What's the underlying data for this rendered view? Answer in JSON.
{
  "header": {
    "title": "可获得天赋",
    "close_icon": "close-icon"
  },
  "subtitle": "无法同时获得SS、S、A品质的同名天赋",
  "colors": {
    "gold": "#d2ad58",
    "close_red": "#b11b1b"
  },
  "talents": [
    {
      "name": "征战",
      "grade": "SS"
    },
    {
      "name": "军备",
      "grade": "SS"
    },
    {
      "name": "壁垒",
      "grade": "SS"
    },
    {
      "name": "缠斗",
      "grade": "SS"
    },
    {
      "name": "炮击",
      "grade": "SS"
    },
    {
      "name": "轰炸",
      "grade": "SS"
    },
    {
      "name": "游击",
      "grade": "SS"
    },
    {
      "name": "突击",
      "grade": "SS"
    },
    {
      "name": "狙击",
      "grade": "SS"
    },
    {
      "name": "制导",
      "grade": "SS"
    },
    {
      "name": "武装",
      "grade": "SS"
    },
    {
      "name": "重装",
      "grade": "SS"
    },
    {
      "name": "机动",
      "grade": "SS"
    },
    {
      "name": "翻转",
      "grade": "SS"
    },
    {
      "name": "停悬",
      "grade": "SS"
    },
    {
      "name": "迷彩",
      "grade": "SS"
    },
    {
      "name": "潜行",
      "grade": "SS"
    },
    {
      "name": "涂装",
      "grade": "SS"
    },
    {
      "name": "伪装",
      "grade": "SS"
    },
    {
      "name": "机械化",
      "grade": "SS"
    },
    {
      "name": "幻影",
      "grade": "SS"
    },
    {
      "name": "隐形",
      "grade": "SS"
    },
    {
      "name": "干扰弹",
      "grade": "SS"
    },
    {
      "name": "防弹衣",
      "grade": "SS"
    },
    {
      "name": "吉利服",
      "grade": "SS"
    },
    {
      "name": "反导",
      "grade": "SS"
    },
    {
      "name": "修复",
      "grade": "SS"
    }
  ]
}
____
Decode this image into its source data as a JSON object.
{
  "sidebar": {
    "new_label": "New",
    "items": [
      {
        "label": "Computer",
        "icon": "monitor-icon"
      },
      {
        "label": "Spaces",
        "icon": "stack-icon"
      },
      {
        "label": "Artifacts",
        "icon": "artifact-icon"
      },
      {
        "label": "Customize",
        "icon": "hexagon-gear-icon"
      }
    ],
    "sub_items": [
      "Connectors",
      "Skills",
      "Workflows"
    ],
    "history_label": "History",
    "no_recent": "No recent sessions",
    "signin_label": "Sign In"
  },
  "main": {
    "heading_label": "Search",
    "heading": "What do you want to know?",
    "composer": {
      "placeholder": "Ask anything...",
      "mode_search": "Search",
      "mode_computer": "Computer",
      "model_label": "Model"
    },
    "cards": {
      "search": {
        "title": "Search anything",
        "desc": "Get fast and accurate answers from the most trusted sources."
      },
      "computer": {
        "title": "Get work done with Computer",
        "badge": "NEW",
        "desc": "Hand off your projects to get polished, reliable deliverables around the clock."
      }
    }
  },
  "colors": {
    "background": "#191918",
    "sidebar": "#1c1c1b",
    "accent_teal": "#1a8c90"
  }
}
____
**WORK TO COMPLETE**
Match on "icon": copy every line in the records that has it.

**FINAL ANSWER**
    "close_icon": "close-icon"
        "icon": "monitor-icon"
        "icon": "stack-icon"
        "icon": "artifact-icon"
        "icon": "hexagon-gear-icon"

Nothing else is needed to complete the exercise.